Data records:
-------

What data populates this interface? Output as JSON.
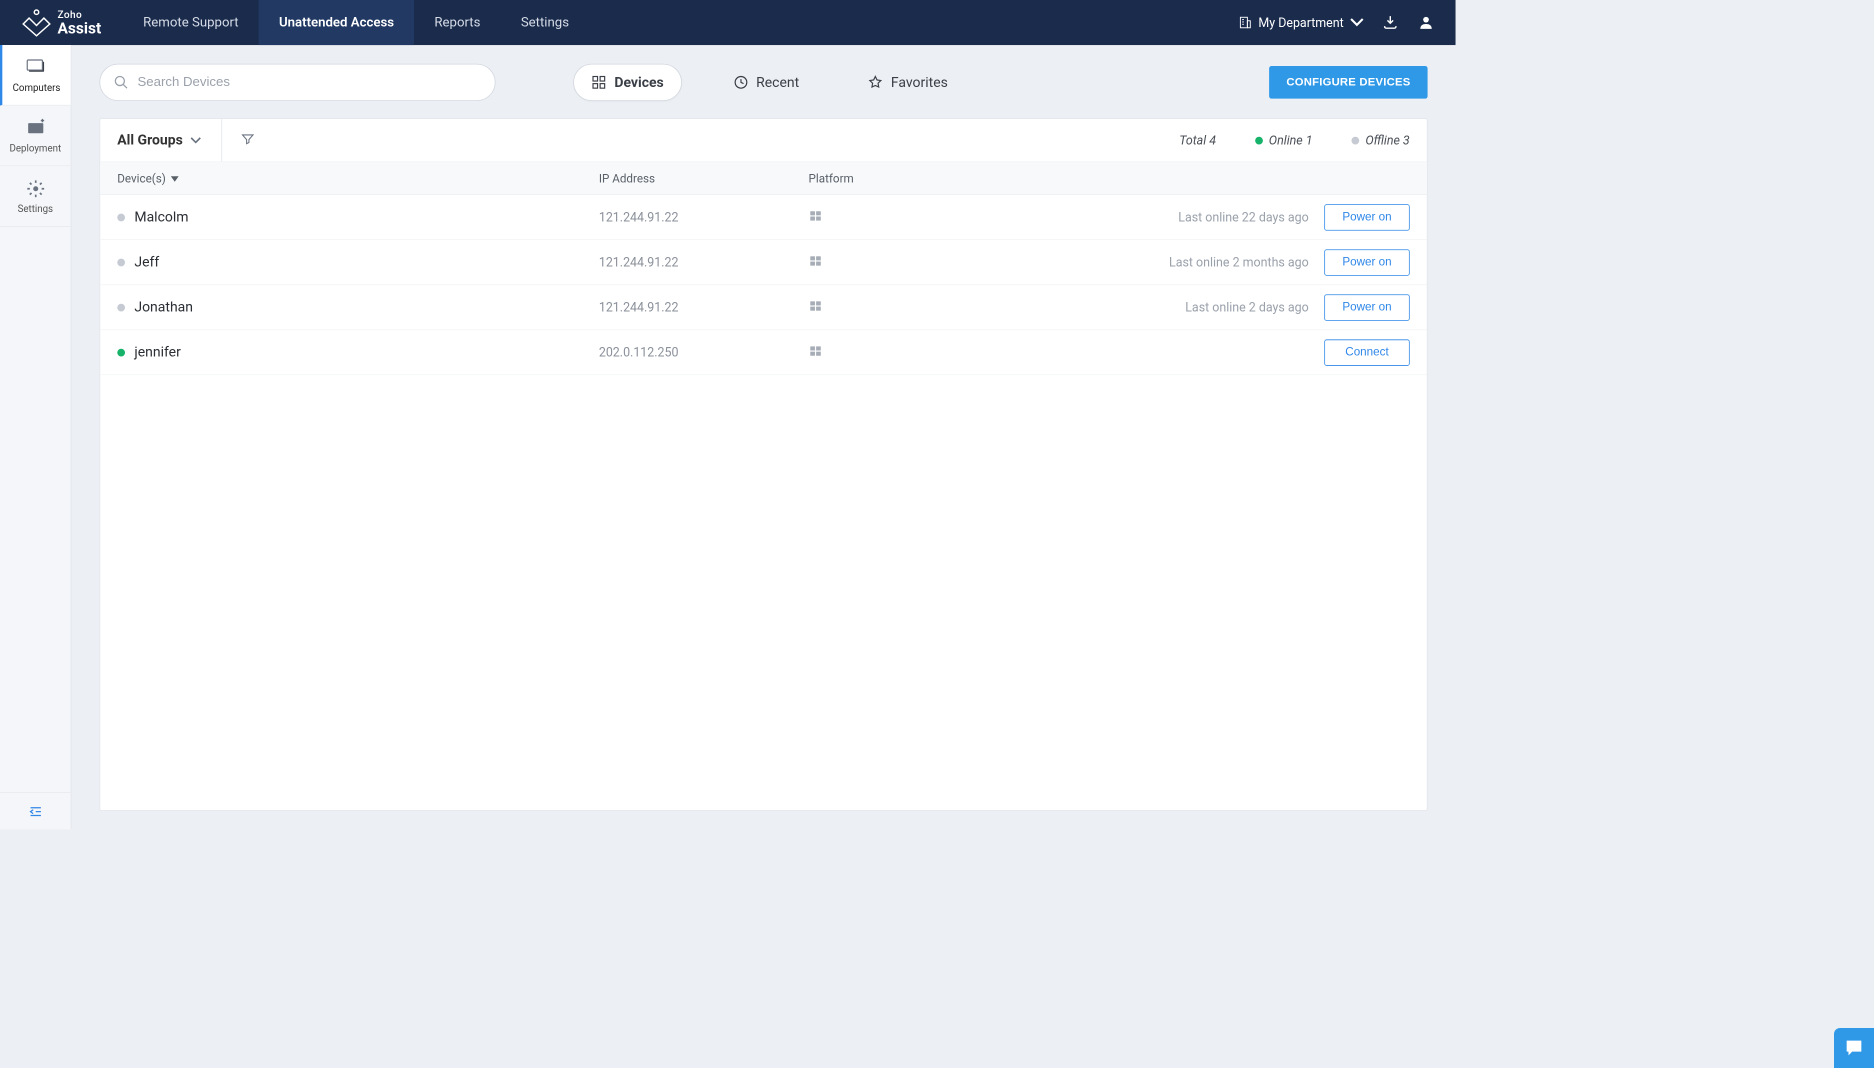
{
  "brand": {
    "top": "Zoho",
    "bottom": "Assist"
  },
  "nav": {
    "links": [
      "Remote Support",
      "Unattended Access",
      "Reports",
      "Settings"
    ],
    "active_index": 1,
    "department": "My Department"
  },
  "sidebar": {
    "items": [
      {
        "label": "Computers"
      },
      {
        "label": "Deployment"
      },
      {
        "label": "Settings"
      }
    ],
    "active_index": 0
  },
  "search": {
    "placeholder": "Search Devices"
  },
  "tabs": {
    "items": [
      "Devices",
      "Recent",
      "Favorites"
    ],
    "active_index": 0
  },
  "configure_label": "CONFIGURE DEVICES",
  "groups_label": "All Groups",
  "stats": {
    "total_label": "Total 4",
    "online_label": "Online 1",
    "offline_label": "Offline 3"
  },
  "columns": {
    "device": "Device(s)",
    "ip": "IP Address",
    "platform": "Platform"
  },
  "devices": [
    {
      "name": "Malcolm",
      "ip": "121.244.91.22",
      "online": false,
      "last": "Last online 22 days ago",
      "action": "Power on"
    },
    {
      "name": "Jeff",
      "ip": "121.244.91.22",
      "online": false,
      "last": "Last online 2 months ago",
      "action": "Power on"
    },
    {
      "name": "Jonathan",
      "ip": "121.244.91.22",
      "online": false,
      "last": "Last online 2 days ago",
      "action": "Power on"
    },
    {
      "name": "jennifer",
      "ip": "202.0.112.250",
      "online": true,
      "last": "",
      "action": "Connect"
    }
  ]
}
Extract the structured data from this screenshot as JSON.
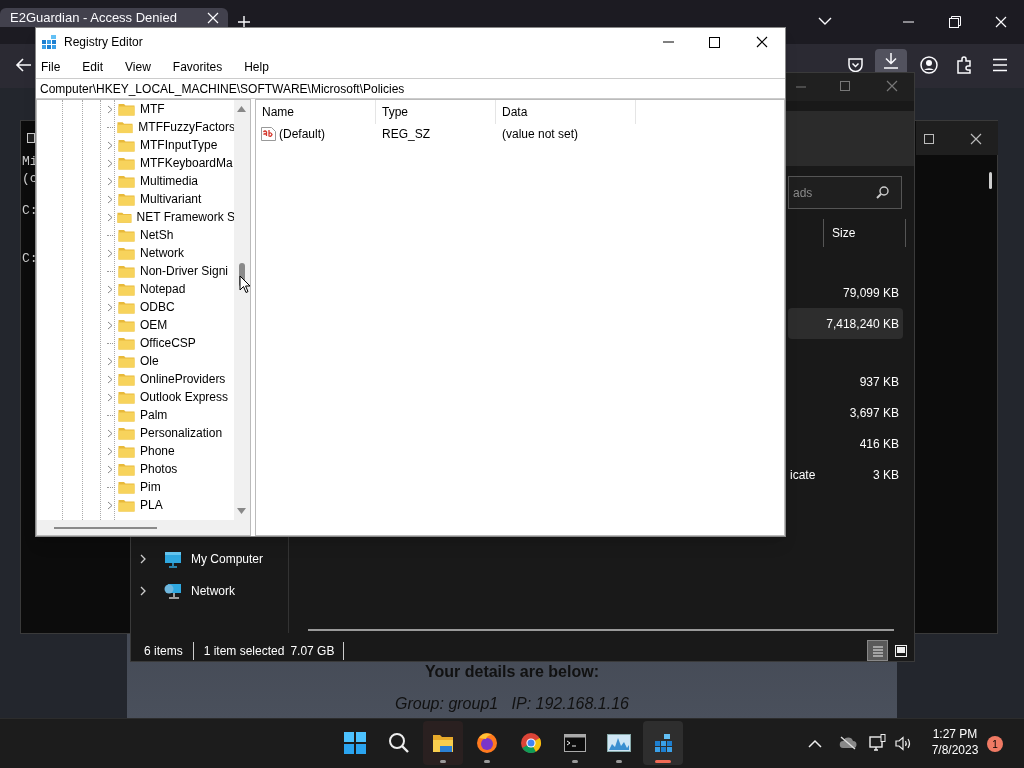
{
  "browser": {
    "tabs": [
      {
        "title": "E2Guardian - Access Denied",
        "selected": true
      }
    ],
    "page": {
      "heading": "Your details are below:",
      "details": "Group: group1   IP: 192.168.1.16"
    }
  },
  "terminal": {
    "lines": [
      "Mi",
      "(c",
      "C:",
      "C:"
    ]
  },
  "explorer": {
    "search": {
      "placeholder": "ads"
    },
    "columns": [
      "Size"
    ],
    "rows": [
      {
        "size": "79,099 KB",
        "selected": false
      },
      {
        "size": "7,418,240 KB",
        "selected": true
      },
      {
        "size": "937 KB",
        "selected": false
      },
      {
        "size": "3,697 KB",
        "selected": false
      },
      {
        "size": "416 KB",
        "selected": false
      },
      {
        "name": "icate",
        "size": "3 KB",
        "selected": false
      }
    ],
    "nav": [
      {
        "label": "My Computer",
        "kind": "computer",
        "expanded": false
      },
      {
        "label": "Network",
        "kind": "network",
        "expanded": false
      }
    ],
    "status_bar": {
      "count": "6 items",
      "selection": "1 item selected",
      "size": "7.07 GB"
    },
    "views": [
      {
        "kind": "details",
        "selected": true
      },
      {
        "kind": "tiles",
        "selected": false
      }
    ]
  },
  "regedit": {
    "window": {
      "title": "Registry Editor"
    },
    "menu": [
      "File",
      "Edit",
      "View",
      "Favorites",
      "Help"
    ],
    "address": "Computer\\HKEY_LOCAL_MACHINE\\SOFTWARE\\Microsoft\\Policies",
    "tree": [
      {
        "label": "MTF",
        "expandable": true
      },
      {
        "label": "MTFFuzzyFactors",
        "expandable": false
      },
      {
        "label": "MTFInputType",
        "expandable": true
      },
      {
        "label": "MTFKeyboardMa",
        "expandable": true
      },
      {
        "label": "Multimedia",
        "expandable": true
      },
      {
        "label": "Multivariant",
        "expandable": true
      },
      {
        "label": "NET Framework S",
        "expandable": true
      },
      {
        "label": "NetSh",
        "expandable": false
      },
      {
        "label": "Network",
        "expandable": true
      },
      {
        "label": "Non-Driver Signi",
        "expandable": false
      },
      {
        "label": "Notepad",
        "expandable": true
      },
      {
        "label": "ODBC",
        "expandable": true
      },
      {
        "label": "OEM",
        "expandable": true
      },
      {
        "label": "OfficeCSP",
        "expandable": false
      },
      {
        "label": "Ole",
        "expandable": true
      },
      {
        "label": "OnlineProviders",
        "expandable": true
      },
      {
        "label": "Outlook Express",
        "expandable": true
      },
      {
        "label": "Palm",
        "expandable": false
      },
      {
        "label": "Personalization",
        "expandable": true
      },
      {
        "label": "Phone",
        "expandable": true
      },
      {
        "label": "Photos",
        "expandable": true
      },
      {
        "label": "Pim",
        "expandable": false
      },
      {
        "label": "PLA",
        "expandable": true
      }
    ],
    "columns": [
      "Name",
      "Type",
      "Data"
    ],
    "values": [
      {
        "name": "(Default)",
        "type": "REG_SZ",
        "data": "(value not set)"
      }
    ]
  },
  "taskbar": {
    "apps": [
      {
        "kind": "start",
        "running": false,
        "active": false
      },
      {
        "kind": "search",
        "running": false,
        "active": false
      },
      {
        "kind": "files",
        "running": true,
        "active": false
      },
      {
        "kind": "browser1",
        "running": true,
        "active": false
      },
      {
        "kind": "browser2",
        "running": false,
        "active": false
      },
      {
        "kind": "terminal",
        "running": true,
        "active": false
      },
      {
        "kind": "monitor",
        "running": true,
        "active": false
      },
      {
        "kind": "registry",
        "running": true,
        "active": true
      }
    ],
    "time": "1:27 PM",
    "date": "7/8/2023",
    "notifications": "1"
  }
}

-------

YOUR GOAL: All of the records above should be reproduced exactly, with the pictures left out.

RESULT:
What data populates this interface? Output as JSON.
{
  "brand": {
    "top": "Zoho",
    "bottom": "Assist"
  },
  "nav": {
    "links": [
      "Remote Support",
      "Unattended Access",
      "Reports",
      "Settings"
    ],
    "active_index": 1,
    "department": "My Department"
  },
  "sidebar": {
    "items": [
      {
        "label": "Computers"
      },
      {
        "label": "Deployment"
      },
      {
        "label": "Settings"
      }
    ],
    "active_index": 0
  },
  "search": {
    "placeholder": "Search Devices"
  },
  "tabs": {
    "items": [
      "Devices",
      "Recent",
      "Favorites"
    ],
    "active_index": 0
  },
  "configure_label": "CONFIGURE DEVICES",
  "groups_label": "All Groups",
  "stats": {
    "total_label": "Total 4",
    "online_label": "Online 1",
    "offline_label": "Offline 3"
  },
  "columns": {
    "device": "Device(s)",
    "ip": "IP Address",
    "platform": "Platform"
  },
  "devices": [
    {
      "name": "Malcolm",
      "ip": "121.244.91.22",
      "online": false,
      "last": "Last online 22 days ago",
      "action": "Power on"
    },
    {
      "name": "Jeff",
      "ip": "121.244.91.22",
      "online": false,
      "last": "Last online 2 months ago",
      "action": "Power on"
    },
    {
      "name": "Jonathan",
      "ip": "121.244.91.22",
      "online": false,
      "last": "Last online 2 days ago",
      "action": "Power on"
    },
    {
      "name": "jennifer",
      "ip": "202.0.112.250",
      "online": true,
      "last": "",
      "action": "Connect"
    }
  ]
}
Extract the structured data from this screenshot as JSON.
{
  "browser": {
    "tabs": [
      {
        "title": "E2Guardian - Access Denied",
        "selected": true
      }
    ],
    "page": {
      "heading": "Your details are below:",
      "details": "Group: group1   IP: 192.168.1.16"
    }
  },
  "terminal": {
    "lines": [
      "Mi",
      "(c",
      "C:",
      "C:"
    ]
  },
  "explorer": {
    "search": {
      "placeholder": "ads"
    },
    "columns": [
      "Size"
    ],
    "rows": [
      {
        "size": "79,099 KB",
        "selected": false
      },
      {
        "size": "7,418,240 KB",
        "selected": true
      },
      {
        "size": "937 KB",
        "selected": false
      },
      {
        "size": "3,697 KB",
        "selected": false
      },
      {
        "size": "416 KB",
        "selected": false
      },
      {
        "name": "icate",
        "size": "3 KB",
        "selected": false
      }
    ],
    "nav": [
      {
        "label": "My Computer",
        "kind": "computer",
        "expanded": false
      },
      {
        "label": "Network",
        "kind": "network",
        "expanded": false
      }
    ],
    "status_bar": {
      "count": "6 items",
      "selection": "1 item selected",
      "size": "7.07 GB"
    },
    "views": [
      {
        "kind": "details",
        "selected": true
      },
      {
        "kind": "tiles",
        "selected": false
      }
    ]
  },
  "regedit": {
    "window": {
      "title": "Registry Editor"
    },
    "menu": [
      "File",
      "Edit",
      "View",
      "Favorites",
      "Help"
    ],
    "address": "Computer\\HKEY_LOCAL_MACHINE\\SOFTWARE\\Microsoft\\Policies",
    "tree": [
      {
        "label": "MTF",
        "expandable": true
      },
      {
        "label": "MTFFuzzyFactors",
        "expandable": false
      },
      {
        "label": "MTFInputType",
        "expandable": true
      },
      {
        "label": "MTFKeyboardMa",
        "expandable": true
      },
      {
        "label": "Multimedia",
        "expandable": true
      },
      {
        "label": "Multivariant",
        "expandable": true
      },
      {
        "label": "NET Framework S",
        "expandable": true
      },
      {
        "label": "NetSh",
        "expandable": false
      },
      {
        "label": "Network",
        "expandable": true
      },
      {
        "label": "Non-Driver Signi",
        "expandable": false
      },
      {
        "label": "Notepad",
        "expandable": true
      },
      {
        "label": "ODBC",
        "expandable": true
      },
      {
        "label": "OEM",
        "expandable": true
      },
      {
        "label": "OfficeCSP",
        "expandable": false
      },
      {
        "label": "Ole",
        "expandable": true
      },
      {
        "label": "OnlineProviders",
        "expandable": true
      },
      {
        "label": "Outlook Express",
        "expandable": true
      },
      {
        "label": "Palm",
        "expandable": false
      },
      {
        "label": "Personalization",
        "expandable": true
      },
      {
        "label": "Phone",
        "expandable": true
      },
      {
        "label": "Photos",
        "expandable": true
      },
      {
        "label": "Pim",
        "expandable": false
      },
      {
        "label": "PLA",
        "expandable": true
      }
    ],
    "columns": [
      "Name",
      "Type",
      "Data"
    ],
    "values": [
      {
        "name": "(Default)",
        "type": "REG_SZ",
        "data": "(value not set)"
      }
    ]
  },
  "taskbar": {
    "apps": [
      {
        "kind": "start",
        "running": false,
        "active": false
      },
      {
        "kind": "search",
        "running": false,
        "active": false
      },
      {
        "kind": "files",
        "running": true,
        "active": false
      },
      {
        "kind": "browser1",
        "running": true,
        "active": false
      },
      {
        "kind": "browser2",
        "running": false,
        "active": false
      },
      {
        "kind": "terminal",
        "running": true,
        "active": false
      },
      {
        "kind": "monitor",
        "running": true,
        "active": false
      },
      {
        "kind": "registry",
        "running": true,
        "active": true
      }
    ],
    "time": "1:27 PM",
    "date": "7/8/2023",
    "notifications": "1"
  }
}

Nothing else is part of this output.